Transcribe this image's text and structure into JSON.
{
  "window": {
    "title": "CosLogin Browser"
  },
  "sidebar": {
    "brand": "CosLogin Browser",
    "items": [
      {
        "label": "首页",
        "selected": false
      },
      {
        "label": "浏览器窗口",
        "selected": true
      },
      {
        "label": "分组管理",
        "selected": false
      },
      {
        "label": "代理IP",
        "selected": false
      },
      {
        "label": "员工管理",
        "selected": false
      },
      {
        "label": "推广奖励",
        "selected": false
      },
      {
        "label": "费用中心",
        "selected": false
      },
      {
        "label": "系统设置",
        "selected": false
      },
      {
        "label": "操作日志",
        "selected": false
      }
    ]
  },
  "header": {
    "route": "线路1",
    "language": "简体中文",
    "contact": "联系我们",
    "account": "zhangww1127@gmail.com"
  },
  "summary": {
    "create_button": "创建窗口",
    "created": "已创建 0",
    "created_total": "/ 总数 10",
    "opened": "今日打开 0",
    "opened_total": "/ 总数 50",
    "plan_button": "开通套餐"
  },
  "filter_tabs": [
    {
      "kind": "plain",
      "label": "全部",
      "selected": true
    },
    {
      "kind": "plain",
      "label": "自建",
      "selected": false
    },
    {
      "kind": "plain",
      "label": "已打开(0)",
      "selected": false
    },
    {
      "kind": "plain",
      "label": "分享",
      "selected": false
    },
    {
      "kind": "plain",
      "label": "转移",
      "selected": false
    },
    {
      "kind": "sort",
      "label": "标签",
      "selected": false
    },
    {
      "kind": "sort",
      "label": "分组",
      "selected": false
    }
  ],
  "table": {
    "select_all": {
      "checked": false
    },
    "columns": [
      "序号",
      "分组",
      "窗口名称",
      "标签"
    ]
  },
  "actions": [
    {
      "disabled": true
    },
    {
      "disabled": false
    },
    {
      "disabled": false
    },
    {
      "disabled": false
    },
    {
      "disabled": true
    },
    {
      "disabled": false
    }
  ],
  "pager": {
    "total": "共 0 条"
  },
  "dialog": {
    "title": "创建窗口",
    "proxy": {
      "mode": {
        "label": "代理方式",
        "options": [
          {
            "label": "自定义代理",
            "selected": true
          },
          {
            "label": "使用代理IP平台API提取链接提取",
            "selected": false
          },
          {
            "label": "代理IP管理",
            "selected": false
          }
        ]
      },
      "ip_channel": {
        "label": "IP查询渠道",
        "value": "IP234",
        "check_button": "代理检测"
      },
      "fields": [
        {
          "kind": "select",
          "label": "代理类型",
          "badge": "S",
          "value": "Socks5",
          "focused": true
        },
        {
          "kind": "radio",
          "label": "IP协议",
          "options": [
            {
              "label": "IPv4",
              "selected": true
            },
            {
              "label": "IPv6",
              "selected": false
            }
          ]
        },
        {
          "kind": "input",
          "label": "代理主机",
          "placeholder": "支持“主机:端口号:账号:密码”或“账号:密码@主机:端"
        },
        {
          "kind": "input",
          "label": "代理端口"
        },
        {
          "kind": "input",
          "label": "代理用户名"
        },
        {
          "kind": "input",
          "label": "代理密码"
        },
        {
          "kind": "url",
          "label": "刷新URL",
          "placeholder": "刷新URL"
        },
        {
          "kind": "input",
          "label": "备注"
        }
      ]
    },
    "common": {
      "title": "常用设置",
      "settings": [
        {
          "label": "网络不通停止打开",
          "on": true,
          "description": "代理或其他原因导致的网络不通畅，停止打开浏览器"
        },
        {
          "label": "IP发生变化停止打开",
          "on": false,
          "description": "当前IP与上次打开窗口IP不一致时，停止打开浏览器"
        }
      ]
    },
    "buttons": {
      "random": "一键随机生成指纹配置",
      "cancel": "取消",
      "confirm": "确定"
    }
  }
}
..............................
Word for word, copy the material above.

Transcribe this image's text and structure into JSON.
{
  "window": {
    "title": "CosLogin Browser"
  },
  "sidebar": {
    "brand": "CosLogin Browser",
    "items": [
      {
        "label": "首页",
        "selected": false
      },
      {
        "label": "浏览器窗口",
        "selected": true
      },
      {
        "label": "分组管理",
        "selected": false
      },
      {
        "label": "代理IP",
        "selected": false
      },
      {
        "label": "员工管理",
        "selected": false
      },
      {
        "label": "推广奖励",
        "selected": false
      },
      {
        "label": "费用中心",
        "selected": false
      },
      {
        "label": "系统设置",
        "selected": false
      },
      {
        "label": "操作日志",
        "selected": false
      }
    ]
  },
  "header": {
    "route": "线路1",
    "language": "简体中文",
    "contact": "联系我们",
    "account": "zhangww1127@gmail.com"
  },
  "summary": {
    "create_button": "创建窗口",
    "created": "已创建 0",
    "created_total": "/ 总数 10",
    "opened": "今日打开 0",
    "opened_total": "/ 总数 50",
    "plan_button": "开通套餐"
  },
  "filter_tabs": [
    {
      "kind": "plain",
      "label": "全部",
      "selected": true
    },
    {
      "kind": "plain",
      "label": "自建",
      "selected": false
    },
    {
      "kind": "plain",
      "label": "已打开(0)",
      "selected": false
    },
    {
      "kind": "plain",
      "label": "分享",
      "selected": false
    },
    {
      "kind": "plain",
      "label": "转移",
      "selected": false
    },
    {
      "kind": "sort",
      "label": "标签",
      "selected": false
    },
    {
      "kind": "sort",
      "label": "分组",
      "selected": false
    }
  ],
  "table": {
    "select_all": {
      "checked": false
    },
    "columns": [
      "序号",
      "分组",
      "窗口名称",
      "标签"
    ]
  },
  "actions": [
    {
      "disabled": true
    },
    {
      "disabled": false
    },
    {
      "disabled": false
    },
    {
      "disabled": false
    },
    {
      "disabled": true
    },
    {
      "disabled": false
    }
  ],
  "pager": {
    "total": "共 0 条"
  },
  "dialog": {
    "title": "创建窗口",
    "proxy": {
      "mode": {
        "label": "代理方式",
        "options": [
          {
            "label": "自定义代理",
            "selected": true
          },
          {
            "label": "使用代理IP平台API提取链接提取",
            "selected": false
          },
          {
            "label": "代理IP管理",
            "selected": false
          }
        ]
      },
      "ip_channel": {
        "label": "IP查询渠道",
        "value": "IP234",
        "check_button": "代理检测"
      },
      "fields": [
        {
          "kind": "select",
          "label": "代理类型",
          "badge": "S",
          "value": "Socks5",
          "focused": true
        },
        {
          "kind": "radio",
          "label": "IP协议",
          "options": [
            {
              "label": "IPv4",
              "selected": true
            },
            {
              "label": "IPv6",
              "selected": false
            }
          ]
        },
        {
          "kind": "input",
          "label": "代理主机",
          "placeholder": "支持“主机:端口号:账号:密码”或“账号:密码@主机:端"
        },
        {
          "kind": "input",
          "label": "代理端口"
        },
        {
          "kind": "input",
          "label": "代理用户名"
        },
        {
          "kind": "input",
          "label": "代理密码"
        },
        {
          "kind": "url",
          "label": "刷新URL",
          "placeholder": "刷新URL"
        },
        {
          "kind": "input",
          "label": "备注"
        }
      ]
    },
    "common": {
      "title": "常用设置",
      "settings": [
        {
          "label": "网络不通停止打开",
          "on": true,
          "description": "代理或其他原因导致的网络不通畅，停止打开浏览器"
        },
        {
          "label": "IP发生变化停止打开",
          "on": false,
          "description": "当前IP与上次打开窗口IP不一致时，停止打开浏览器"
        }
      ]
    },
    "buttons": {
      "random": "一键随机生成指纹配置",
      "cancel": "取消",
      "confirm": "确定"
    }
  }
}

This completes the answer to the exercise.